_Activity:_
Look for the word "with" in the entries below, then copy every line that has it.
Top of Extracted data
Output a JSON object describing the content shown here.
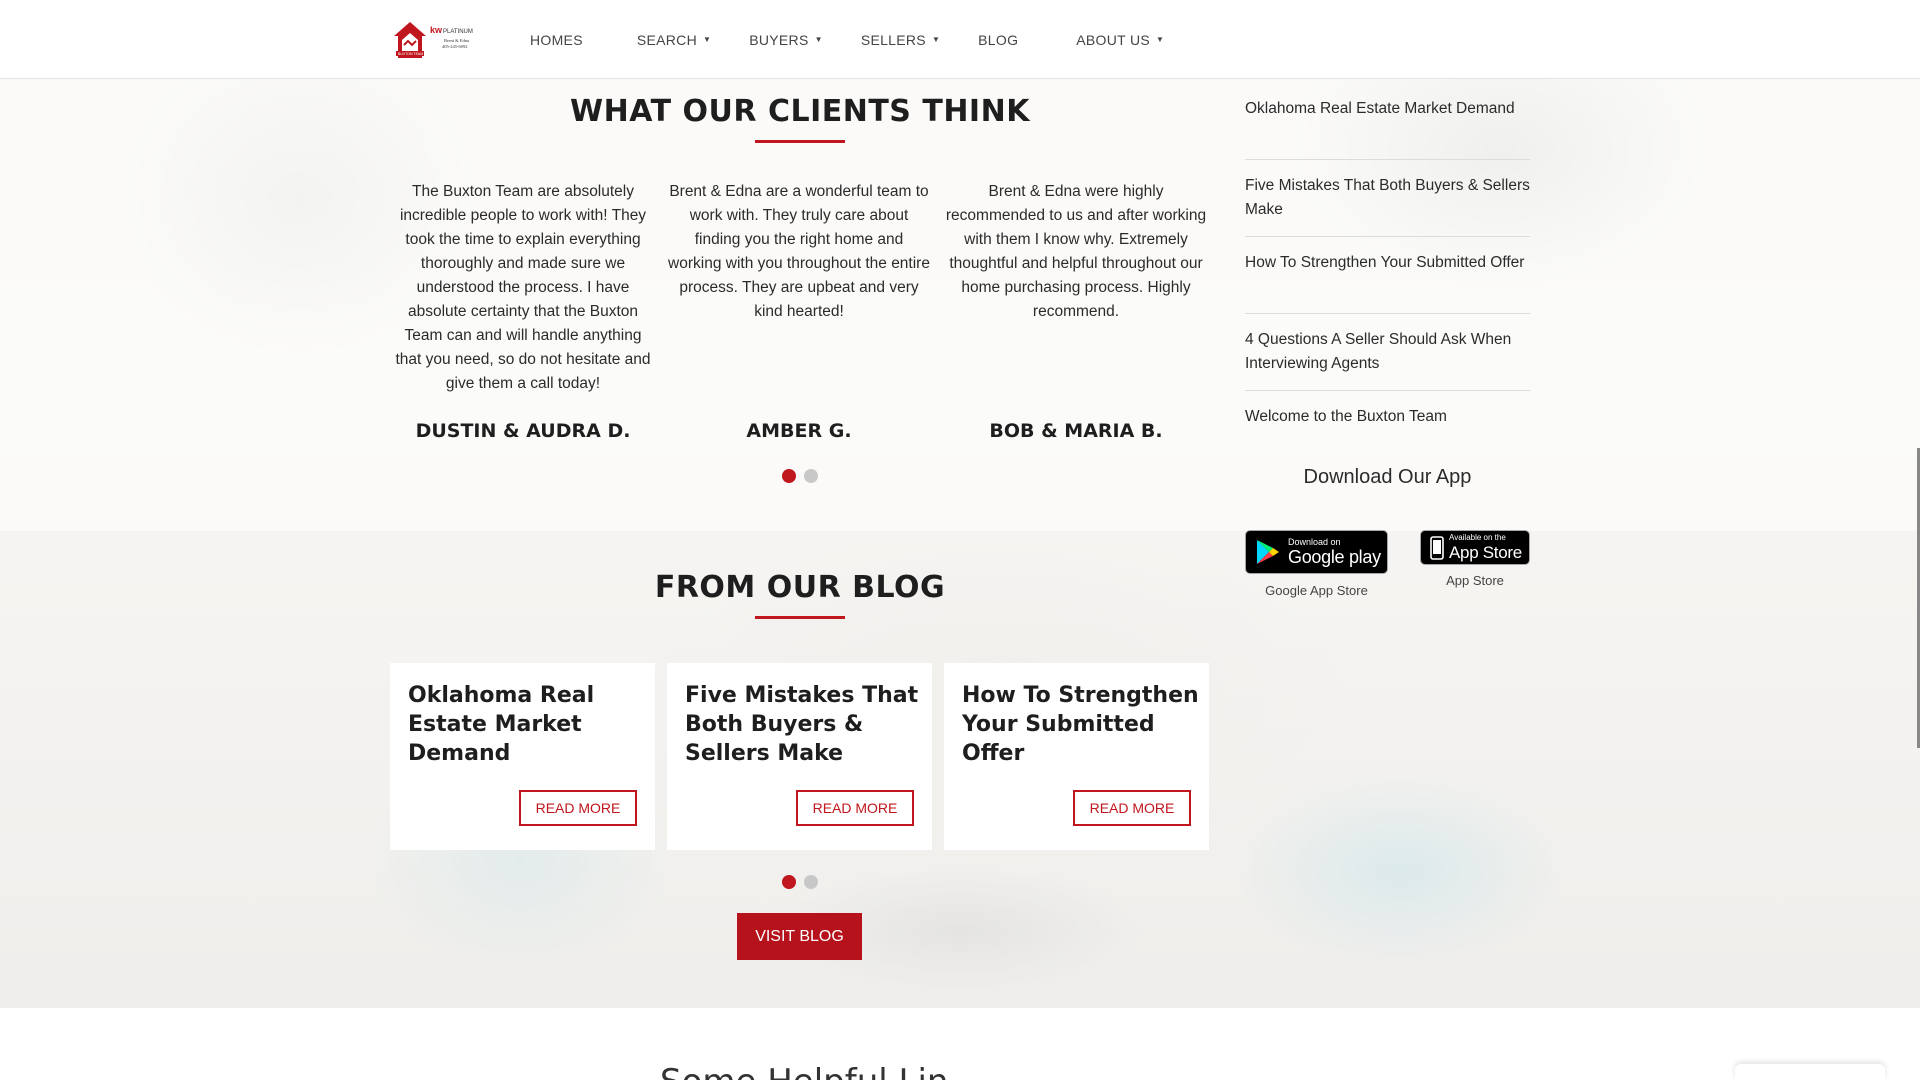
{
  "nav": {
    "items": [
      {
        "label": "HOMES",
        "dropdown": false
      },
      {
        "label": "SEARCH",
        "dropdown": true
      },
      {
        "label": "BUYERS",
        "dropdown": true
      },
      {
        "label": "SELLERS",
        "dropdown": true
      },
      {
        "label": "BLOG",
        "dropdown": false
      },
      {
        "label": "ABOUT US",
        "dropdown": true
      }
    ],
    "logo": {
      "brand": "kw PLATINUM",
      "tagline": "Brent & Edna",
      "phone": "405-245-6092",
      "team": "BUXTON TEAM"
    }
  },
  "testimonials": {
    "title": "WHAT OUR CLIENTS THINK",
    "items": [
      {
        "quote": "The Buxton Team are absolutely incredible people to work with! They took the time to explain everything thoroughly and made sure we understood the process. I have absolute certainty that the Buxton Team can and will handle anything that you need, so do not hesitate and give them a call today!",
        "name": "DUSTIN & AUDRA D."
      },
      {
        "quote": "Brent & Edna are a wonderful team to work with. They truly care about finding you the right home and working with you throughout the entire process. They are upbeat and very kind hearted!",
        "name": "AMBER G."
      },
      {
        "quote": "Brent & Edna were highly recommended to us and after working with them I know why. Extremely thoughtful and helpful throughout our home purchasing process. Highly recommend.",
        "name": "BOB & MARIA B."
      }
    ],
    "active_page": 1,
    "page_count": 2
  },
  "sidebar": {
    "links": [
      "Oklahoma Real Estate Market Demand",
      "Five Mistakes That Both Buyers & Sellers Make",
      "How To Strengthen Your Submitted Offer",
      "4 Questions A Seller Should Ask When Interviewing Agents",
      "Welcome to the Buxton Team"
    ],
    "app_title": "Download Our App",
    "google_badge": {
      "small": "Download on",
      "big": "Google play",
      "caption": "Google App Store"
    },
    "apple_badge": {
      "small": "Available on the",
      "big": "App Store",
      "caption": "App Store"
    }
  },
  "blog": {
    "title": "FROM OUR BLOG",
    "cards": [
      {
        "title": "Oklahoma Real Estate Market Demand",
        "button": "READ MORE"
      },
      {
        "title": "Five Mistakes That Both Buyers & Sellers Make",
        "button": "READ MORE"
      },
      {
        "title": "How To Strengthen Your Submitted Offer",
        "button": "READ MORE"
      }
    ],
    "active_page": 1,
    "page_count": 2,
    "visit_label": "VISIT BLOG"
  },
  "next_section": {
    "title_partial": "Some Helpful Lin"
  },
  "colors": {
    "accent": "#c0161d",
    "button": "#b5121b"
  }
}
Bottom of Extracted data
_Answer area:_
        "quote": "The Buxton Team are absolutely incredible people to work with! They took the time to explain everything thoroughly and made sure we understood the process. I have absolute certainty that the Buxton Team can and will handle anything that you need, so do not hesitate and give them a call today!",
        "quote": "Brent & Edna are a wonderful team to work with. They truly care about finding you the right home and working with you throughout the entire process. They are upbeat and very kind hearted!",
        "quote": "Brent & Edna were highly recommended to us and after working with them I know why. Extremely thoughtful and helpful throughout our home purchasing process. Highly recommend.",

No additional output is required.